Exercise objective:
Your answer must consist of every line from the data below that includes the word "site".

Collected data:
——

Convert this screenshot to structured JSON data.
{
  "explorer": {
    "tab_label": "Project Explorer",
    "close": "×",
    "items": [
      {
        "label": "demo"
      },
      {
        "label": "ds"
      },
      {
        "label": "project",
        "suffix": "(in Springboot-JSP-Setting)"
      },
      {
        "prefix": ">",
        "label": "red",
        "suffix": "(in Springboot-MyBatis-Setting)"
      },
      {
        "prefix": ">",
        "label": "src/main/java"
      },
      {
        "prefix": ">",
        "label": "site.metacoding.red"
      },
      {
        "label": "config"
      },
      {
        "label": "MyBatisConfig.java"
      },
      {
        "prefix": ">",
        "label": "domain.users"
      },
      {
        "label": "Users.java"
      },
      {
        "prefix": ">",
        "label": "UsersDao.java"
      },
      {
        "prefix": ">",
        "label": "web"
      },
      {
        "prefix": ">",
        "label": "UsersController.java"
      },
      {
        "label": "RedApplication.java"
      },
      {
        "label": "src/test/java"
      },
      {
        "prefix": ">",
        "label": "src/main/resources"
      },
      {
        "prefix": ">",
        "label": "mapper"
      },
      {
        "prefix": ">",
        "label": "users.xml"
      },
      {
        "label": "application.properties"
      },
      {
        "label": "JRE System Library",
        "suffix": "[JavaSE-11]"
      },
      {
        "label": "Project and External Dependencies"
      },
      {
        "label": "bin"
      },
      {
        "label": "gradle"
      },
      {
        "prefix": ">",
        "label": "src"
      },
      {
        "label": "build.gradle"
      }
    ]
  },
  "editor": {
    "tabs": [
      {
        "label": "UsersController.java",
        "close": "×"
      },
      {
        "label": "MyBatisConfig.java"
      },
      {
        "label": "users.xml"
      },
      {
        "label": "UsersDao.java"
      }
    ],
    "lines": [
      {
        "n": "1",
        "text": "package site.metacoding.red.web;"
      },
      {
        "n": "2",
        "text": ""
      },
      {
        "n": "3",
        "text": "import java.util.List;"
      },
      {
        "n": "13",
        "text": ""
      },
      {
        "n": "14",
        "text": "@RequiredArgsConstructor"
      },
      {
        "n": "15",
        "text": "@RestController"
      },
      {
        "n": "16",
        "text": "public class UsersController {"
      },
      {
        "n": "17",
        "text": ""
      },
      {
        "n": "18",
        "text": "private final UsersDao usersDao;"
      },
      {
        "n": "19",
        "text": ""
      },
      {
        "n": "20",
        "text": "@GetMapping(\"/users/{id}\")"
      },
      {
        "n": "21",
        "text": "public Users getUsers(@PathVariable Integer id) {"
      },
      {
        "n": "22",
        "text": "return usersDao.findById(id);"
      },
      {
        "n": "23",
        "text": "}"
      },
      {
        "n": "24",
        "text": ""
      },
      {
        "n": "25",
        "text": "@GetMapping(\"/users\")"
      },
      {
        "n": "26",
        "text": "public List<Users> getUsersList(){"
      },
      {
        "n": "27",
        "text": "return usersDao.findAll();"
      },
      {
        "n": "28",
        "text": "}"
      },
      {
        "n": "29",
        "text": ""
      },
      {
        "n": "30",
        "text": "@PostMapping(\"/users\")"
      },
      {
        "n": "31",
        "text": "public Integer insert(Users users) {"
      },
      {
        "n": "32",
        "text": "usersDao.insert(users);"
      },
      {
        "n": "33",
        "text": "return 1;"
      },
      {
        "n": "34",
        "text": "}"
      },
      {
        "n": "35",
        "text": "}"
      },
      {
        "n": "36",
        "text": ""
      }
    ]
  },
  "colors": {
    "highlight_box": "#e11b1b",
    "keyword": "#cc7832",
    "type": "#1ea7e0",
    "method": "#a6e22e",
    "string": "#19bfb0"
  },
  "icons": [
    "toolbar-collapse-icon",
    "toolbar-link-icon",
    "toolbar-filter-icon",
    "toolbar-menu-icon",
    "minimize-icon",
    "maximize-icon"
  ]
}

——

Reply:
        "label": "site.metacoding.red"
        "text": "package site.metacoding.red.web;"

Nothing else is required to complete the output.